I believe most everyone is born conservative.
Most everyone is born with the tools to act pragmatically, given the information and tools available to them. Most people are born in good moods, excited about the future, and ready and able to help others.
It’s only after we’re taught to hate and despise and be angry about perceived global injustice that we start veering left. And so it was with my conservative awakening.
Prior to the mid-80s, I, like most children, wasn’t very politically aware. Sure, I remember vividly arguing with kids on the bus to school that “Carter sucks,” and “Reagan rules.” But admittedly, there wasn’t really much substance to my argument.
When I got to high school, I remember I would lunch with two friends of mine who would consistently talk about President Reagan and what a lying, scheming, homophobic racist he was. At the time, Iran-Contra was raging, and they would rave on about the scandal and what a horrible person Reagan was.
The lightswitch the flipped for me was when I stopped to wonder how it was that my Dad, a very kind, intelligent, and thoughtful man, voted for Reagan and like him very much. How could my Dad be deceived by Reagan? Was my Dad actually a horrible man, himself? Had I missed something?
I remember going home one day to repeat the latest arguments I was hearing from my anti-Reagan friends and asking my Dad if it was all true. They’re arguments were so emotional and over-the-top, and I just didn’t believe that the American people could, by such a large margin, vote for such a disgusting man as Reagan apparently was.
Instead of telling me what to say, my Dad handed me the last four pages of the Wall Street Journal front section. He said these are the most intelligently written pages of any newspaper in the country and that he would save them for me every day if I wanted to read them.
So I started to read them. To be sure, I was also watching the nightly news, because I didn’t want to be left out of the lunch conversation. But I added to that the Wall Street Journal reading. It hit me pretty quickly.
The last four pages of the Wall Street Journal are their editorial pages, and the writers had to do their homework to be convincing. Reading those pages was not only an amazing refutation of the nightly news, but it provided me with about 20 times the amount of facts and information that I got from the news.
As I started to learn more about Iran-Contra, and United States politics in general, I started to engage with my friends. I remember being amazed at how quickly I went from thinking I wasn’t as knowledgeable to feeling like I knew way more about the subjects we discussed than they did.
I was routinely winning the debates, and it was exciting as hell. I felt like I had discovered some secret resource that provided me with information most people didn’t know or understand. And it was irrefutable.
Before long, I was starting to notice how much my facts were met with their derision. They were more emotional and more prone to character assassination. For every fact I shared, they responded by tearing down the people we discussed. To be sure, they also had their share of facts, which led to another lesson.

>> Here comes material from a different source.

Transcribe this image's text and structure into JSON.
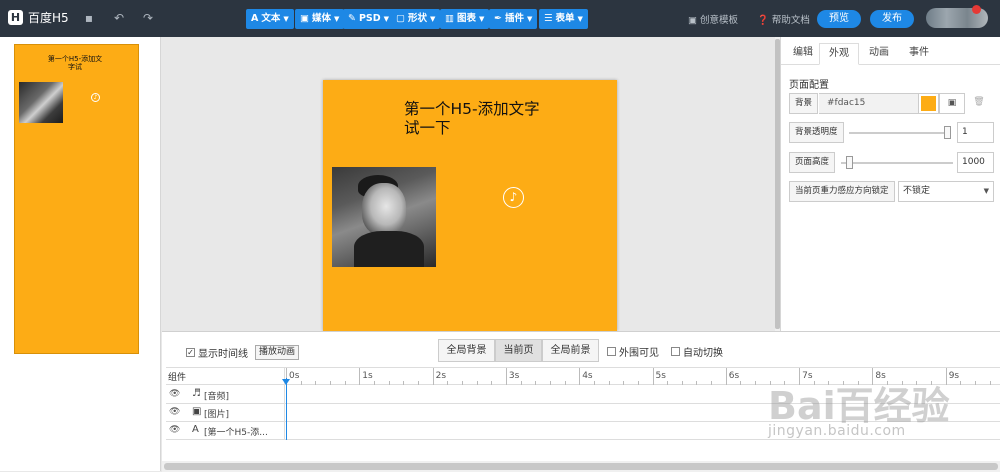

Data can be interpreted a number of ways. It’s not the numbers that are in question. It’s your ability to determine what are meaningful ways to dissect the data and what are less meaningful or even deceitful ways to do it.
After awhile, I really enjoyed the give and take of political conversations and would wade into groups of any size. I continued to look levels and levels deep on every subject and thought about things constantly.
I routinely checked myself, as I do now, always wondering to myself, “What if I am entirely wrong about this or that? What makes me so sure about what I’m saying?”
This level of introspection helped me examine things from every perspective. It also enabled me to anticipate arguments and finish people’s points before they did.
Now, it’s exhilarating to talk politics with others. The more the better. When it was me against 30, I still never felt outnumbered. I could take them all on.
The only difference between then and now is maturity and perspective. I realize now that it’s not about destroying the person I’m debating. It’s about persuasion. In my experience, the path to persuasion means removing the political personalities and coming to agreement on the issues and what we’re trying to solve.
I’ve found that if you can identify and agree on what the problem is and what we want, there’s far more unity than we’re seeing in the country today.
All of this started with my friends in high school talking politics and me deciding that my Dad, who’s a conservative, isn’t all the horrible things liberals say about conservatives: homophobic, racist, sexist, bigoted, etc.
In my pursuit to figure out why my Dad would vote for people who were so heinous, I realized, it’s because they’re not. They’re good people trying to do good things. And I realized that the only arguments Democrats had was to villainize good people.
From that point on, I was sold.